Farming for Success
Even if you understand your vineyard down to the last microbe, you must still decide how you plan to farm your vineyard. Farming methods vary, but the three most important for grape growers are organic, biodynamic, and sustainable approaches.
The organic approach, at its most basic level, shuns the use of any synthetic insecticides, fungicides, and fertilizers in the cultivation of a vineyard. Philosophically, organic growers seek to preserve the delicate ecosystem of which they are stewards, safeguarding the health of the land as well as the health of consumers.
As such, organic growers only use compost and cover crops to fertilize. In order to maintain an ecological balance in the vineyard, spiders and ladybugs manage pests; owls and hawks manage grape-hungry birds, such as starlings. However, growers are still free to use fungicides based in copper and sulfur if they deem them appropriate.
Wines labeled organic have been certified by a government body, and what constitutes an organic wine varies from country to country. For example, a wine labeled organic in the United States cannot contain added sulfites. Wines that do have some added sulfites but were otherwise farmed organically can be labeled as “wine made from organic grapes.”
This is the most spiritual of the farming approaches covered in this chapter. Biodynamic growers attempt to understand the biological rhythms of the earth and apply such understanding to vineyard operations. For example, much like lunar forces control the tides of the ocean, these same forces exert an influence over grapevine physiology. At Grgich Hills Estate in Napa Valley, harvest is halted on days when these lunar forces pull water up into the vine, diluting the grapes.
Like organic farmers, biodynamic farmers can combat fungus and nurture healthy soil by applying sprays and compost, but these must be provided by the Josephine Porter Institute in Virginia. Hawks and owls are also the friends of biodynamic farmers. Biodynamic certifications are available, though not by any government agency.
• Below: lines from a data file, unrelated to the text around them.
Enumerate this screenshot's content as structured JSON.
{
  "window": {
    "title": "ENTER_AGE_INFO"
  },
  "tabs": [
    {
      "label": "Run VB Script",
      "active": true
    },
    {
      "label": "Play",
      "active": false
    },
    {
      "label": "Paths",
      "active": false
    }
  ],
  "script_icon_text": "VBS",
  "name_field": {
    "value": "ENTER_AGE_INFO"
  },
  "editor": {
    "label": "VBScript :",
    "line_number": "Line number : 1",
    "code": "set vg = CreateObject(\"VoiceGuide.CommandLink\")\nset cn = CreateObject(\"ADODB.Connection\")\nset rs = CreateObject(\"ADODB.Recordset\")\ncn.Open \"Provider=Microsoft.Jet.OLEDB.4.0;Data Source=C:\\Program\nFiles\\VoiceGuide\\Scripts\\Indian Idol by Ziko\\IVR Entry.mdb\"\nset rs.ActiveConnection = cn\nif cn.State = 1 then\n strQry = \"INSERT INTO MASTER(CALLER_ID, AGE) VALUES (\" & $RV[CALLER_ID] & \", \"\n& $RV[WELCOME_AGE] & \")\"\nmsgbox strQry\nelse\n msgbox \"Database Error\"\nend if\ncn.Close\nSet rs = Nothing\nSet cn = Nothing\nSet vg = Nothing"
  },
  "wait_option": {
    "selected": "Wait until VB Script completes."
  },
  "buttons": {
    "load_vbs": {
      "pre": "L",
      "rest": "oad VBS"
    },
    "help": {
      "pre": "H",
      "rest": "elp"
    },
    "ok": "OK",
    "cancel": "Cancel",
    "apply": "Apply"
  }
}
Practitioners of sustainable agriculture have goals virtually identical to those of organic and biodynamic farmers. The key difference is that sustainable farmers have no guidelines to follow. They can literally assess every farming technique on its own terms. They might choose to have goats eat the nitrogen-generating cover crops between the vines, not because they must, but because they have decided that the exhaust generated by using mechanical mowers is too damaging to the ecosystem they are trying to keep in balance.